Website and app data records:
-----

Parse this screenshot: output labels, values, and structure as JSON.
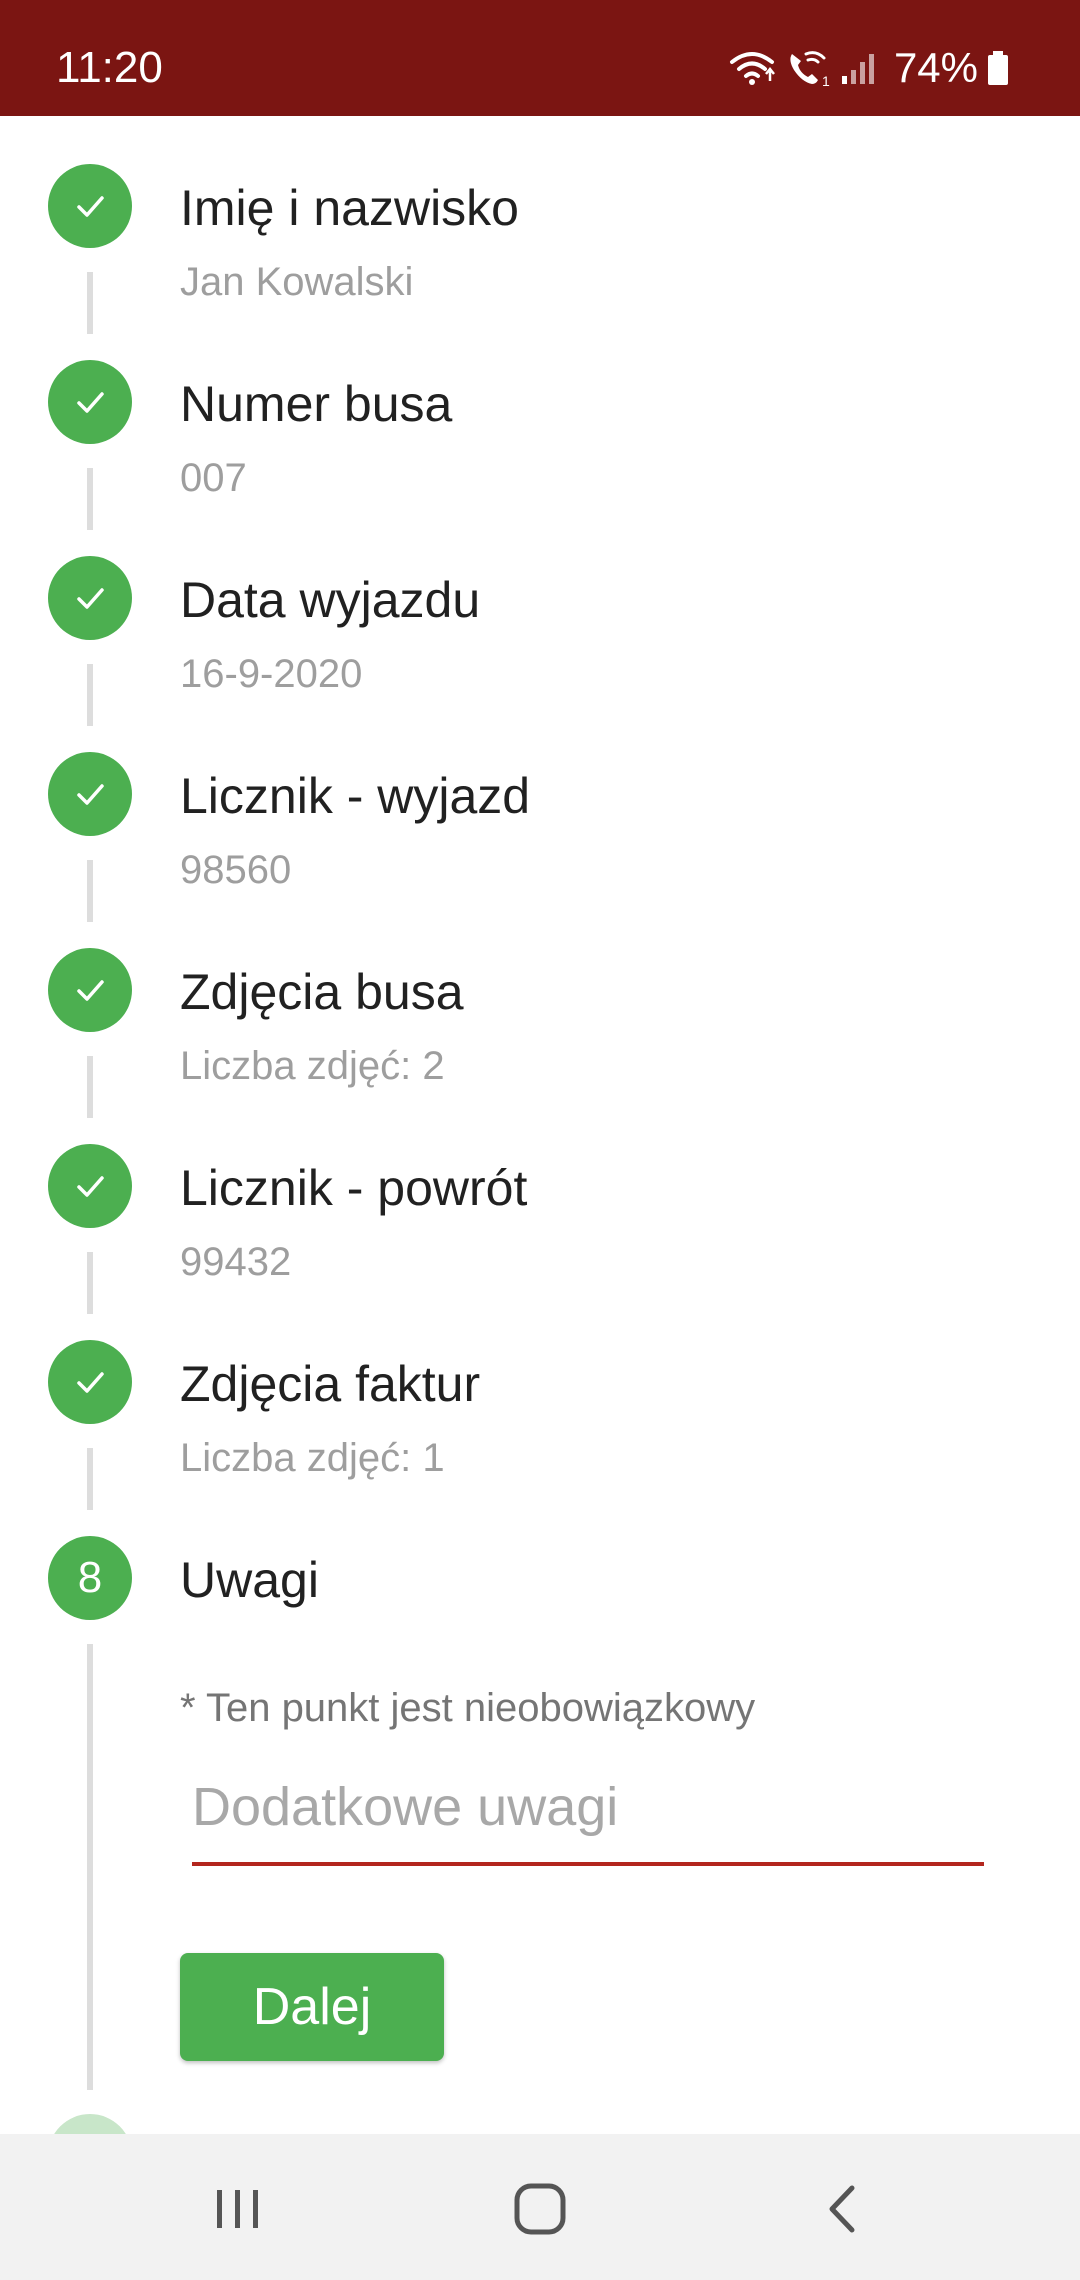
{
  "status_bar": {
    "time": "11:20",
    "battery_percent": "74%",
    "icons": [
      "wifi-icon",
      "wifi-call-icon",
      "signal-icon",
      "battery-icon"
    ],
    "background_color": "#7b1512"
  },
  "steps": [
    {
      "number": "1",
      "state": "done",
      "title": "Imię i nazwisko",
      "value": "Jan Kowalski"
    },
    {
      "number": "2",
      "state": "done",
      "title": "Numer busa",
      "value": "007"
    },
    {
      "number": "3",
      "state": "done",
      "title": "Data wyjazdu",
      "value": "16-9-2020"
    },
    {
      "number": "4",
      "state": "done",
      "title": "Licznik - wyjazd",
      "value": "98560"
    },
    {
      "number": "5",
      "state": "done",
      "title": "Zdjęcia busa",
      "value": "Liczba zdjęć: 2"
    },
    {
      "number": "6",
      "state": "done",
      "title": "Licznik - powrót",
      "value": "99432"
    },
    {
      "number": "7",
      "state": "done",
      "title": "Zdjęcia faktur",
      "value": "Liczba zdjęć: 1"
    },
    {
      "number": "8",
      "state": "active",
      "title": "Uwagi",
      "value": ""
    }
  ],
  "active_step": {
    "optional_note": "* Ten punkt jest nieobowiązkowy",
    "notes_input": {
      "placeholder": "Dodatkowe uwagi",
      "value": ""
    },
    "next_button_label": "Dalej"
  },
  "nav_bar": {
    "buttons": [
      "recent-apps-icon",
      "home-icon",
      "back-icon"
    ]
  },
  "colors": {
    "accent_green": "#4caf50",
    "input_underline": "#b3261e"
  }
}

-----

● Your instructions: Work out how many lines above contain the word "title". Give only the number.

● Response box: 8